Midwives have been at the core of childbirth medical care for a very long time. A midwife is a health care professional that provides assistance to women during pregnancy, childbirth and for up to six weeks after the baby is born. Their role is to encourage a healthy pregnancy and provide the medical care and advice you need to have a natural birth.
Midwives are trained and authorised to provide medical care under their own authority, meaning that they only need to refer to doctors when necessary or there are complications in the pregnancy or birthing process. They often work in conjunction with an obstetrician to ensure that you have the care and support you need to give birth to a happy and healthy child.
While most people assume that midwives only provide care during the birth of the child, to be most effective it is recommended that a midwife is present before and after the pregnancy as well. This is called continuity of care and means that you will have someone present to give you advice when you need it and be aware of the details and peculiarities of your case, a role which is vital to the success of your pregnancy and labour.
Midwife care during pregnancy
Midwife care during pregnancy and before the birth is focused on monitoring the health of you and your baby and helping guide you in your physical health and psychological needs. A midwife’s role might include:
- Providing family planning and conception advice
- Conducting pre-birth scans and tests
- Monitoring your wellbeing and psychological state
- Providing advice about nutrition and exercise
- Educating you and your family on the birthing process and caring for your child
If your pregnancy is expected to be natural and without complications then a midwife might be the only support you need, however, if there are complications in the birth then they should be working closely with an obstetrician to provide the medical care necessary for you to have a successful delivery.
During labour a midwife will:
- Provide you with emotional and practical support through information and encouragement
- Monitor you and your child’s health
- Provide you with pain relief directly or facilitate access to it
- Act as a line of communication to doctors if necessary
After your baby is born your midwife will:
- Assist you with breastfeeding
- Educate you on how to take care of your newborn including bathing, settling and changing their nappies
- Provide you with pain relief and offer medical care if necessary
- Perform medical checks on you and your child to ensure the continued good health
Midwives work in a variety of settings from hospitals to birthing centres and obstetrician clinics.
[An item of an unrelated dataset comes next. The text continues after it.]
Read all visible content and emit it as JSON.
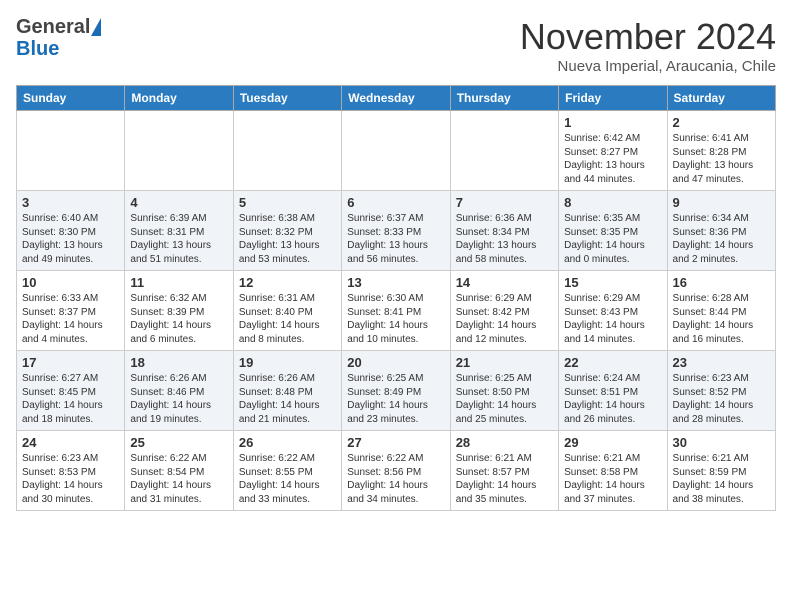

They are often able to visit you at home and play a key role in providing you with advice and care on an ongoing basis from conception to around 6 weeks after birth, meaning that if you don’t already have one you should contact a clinic today.